▸ ASSIGNMENT
An exact copy of the whole listing is required.

▸ AVAILABLE RECORDS
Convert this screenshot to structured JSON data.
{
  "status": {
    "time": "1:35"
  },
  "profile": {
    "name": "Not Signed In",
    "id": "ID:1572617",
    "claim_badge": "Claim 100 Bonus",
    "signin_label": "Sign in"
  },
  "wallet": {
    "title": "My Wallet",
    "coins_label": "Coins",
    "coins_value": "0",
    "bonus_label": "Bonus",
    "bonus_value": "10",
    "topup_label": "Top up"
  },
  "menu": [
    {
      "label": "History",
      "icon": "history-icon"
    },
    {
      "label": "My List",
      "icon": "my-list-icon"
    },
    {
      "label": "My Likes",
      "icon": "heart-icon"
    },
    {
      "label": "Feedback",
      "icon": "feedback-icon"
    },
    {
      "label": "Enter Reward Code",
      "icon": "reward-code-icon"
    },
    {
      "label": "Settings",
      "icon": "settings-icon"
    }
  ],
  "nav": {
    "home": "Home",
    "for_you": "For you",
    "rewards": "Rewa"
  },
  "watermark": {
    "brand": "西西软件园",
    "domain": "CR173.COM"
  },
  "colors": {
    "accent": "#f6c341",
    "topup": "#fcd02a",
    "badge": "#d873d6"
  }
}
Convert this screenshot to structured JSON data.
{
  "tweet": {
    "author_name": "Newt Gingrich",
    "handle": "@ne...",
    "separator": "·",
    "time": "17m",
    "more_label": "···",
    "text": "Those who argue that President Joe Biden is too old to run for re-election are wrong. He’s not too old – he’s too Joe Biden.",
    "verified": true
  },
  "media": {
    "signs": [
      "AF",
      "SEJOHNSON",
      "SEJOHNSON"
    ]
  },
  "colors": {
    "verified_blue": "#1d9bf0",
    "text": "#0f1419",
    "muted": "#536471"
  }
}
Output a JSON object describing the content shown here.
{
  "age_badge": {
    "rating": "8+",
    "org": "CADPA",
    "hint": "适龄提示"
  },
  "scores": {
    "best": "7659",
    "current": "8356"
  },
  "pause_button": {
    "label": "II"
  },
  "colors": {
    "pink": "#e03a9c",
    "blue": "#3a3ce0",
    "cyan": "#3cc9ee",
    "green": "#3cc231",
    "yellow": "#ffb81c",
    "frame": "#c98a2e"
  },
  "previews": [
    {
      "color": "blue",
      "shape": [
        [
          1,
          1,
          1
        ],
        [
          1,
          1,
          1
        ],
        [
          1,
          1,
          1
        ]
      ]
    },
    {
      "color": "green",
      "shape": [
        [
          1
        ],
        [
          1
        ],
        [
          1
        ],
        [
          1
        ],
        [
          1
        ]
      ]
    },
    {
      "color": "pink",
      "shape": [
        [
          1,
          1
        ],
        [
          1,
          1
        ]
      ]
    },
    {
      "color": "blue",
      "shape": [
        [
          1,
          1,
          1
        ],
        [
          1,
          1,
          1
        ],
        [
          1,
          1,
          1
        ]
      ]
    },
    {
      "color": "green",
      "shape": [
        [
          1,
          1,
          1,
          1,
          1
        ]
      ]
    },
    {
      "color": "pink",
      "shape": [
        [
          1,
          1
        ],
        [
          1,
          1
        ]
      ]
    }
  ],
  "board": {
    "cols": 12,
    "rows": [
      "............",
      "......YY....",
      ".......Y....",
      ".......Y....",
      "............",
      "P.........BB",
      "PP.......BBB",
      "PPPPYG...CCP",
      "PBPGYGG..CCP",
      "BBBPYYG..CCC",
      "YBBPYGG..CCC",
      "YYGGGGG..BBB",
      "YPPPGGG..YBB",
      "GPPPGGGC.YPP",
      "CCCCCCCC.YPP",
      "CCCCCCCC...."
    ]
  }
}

▸ RESPONSE AREA
Convert this screenshot to structured JSON data.
{
  "status": {
    "time": "1:35"
  },
  "profile": {
    "name": "Not Signed In",
    "id": "ID:1572617",
    "claim_badge": "Claim 100 Bonus",
    "signin_label": "Sign in"
  },
  "wallet": {
    "title": "My Wallet",
    "coins_label": "Coins",
    "coins_value": "0",
    "bonus_label": "Bonus",
    "bonus_value": "10",
    "topup_label": "Top up"
  },
  "menu": [
    {
      "label": "History",
      "icon": "history-icon"
    },
    {
      "label": "My List",
      "icon": "my-list-icon"
    },
    {
      "label": "My Likes",
      "icon": "heart-icon"
    },
    {
      "label": "Feedback",
      "icon": "feedback-icon"
    },
    {
      "label": "Enter Reward Code",
      "icon": "reward-code-icon"
    },
    {
      "label": "Settings",
      "icon": "settings-icon"
    }
  ],
  "nav": {
    "home": "Home",
    "for_you": "For you",
    "rewards": "Rewa"
  },
  "watermark": {
    "brand": "西西软件园",
    "domain": "CR173.COM"
  },
  "colors": {
    "accent": "#f6c341",
    "topup": "#fcd02a",
    "badge": "#d873d6"
  }
}
Convert this screenshot to structured JSON data.
{
  "tweet": {
    "author_name": "Newt Gingrich",
    "handle": "@ne...",
    "separator": "·",
    "time": "17m",
    "more_label": "···",
    "text": "Those who argue that President Joe Biden is too old to run for re-election are wrong. He’s not too old – he’s too Joe Biden.",
    "verified": true
  },
  "media": {
    "signs": [
      "AF",
      "SEJOHNSON",
      "SEJOHNSON"
    ]
  },
  "colors": {
    "verified_blue": "#1d9bf0",
    "text": "#0f1419",
    "muted": "#536471"
  }
}
Output a JSON object describing the content shown here.
{
  "age_badge": {
    "rating": "8+",
    "org": "CADPA",
    "hint": "适龄提示"
  },
  "scores": {
    "best": "7659",
    "current": "8356"
  },
  "pause_button": {
    "label": "II"
  },
  "colors": {
    "pink": "#e03a9c",
    "blue": "#3a3ce0",
    "cyan": "#3cc9ee",
    "green": "#3cc231",
    "yellow": "#ffb81c",
    "frame": "#c98a2e"
  },
  "previews": [
    {
      "color": "blue",
      "shape": [
        [
          1,
          1,
          1
        ],
        [
          1,
          1,
          1
        ],
        [
          1,
          1,
          1
        ]
      ]
    },
    {
      "color": "green",
      "shape": [
        [
          1
        ],
        [
          1
        ],
        [
          1
        ],
        [
          1
        ],
        [
          1
        ]
      ]
    },
    {
      "color": "pink",
      "shape": [
        [
          1,
          1
        ],
        [
          1,
          1
        ]
      ]
    },
    {
      "color": "blue",
      "shape": [
        [
          1,
          1,
          1
        ],
        [
          1,
          1,
          1
        ],
        [
          1,
          1,
          1
        ]
      ]
    },
    {
      "color": "green",
      "shape": [
        [
          1,
          1,
          1,
          1,
          1
        ]
      ]
    },
    {
      "color": "pink",
      "shape": [
        [
          1,
          1
        ],
        [
          1,
          1
        ]
      ]
    }
  ],
  "board": {
    "cols": 12,
    "rows": [
      "............",
      "......YY....",
      ".......Y....",
      ".......Y....",
      "............",
      "P.........BB",
      "PP.......BBB",
      "PPPPYG...CCP",
      "PBPGYGG..CCP",
      "BBBPYYG..CCC",
      "YBBPYGG..CCC",
      "YYGGGGG..BBB",
      "YPPPGGG..YBB",
      "GPPPGGGC.YPP",
      "CCCCCCCC.YPP",
      "CCCCCCCC...."
    ]
  }
}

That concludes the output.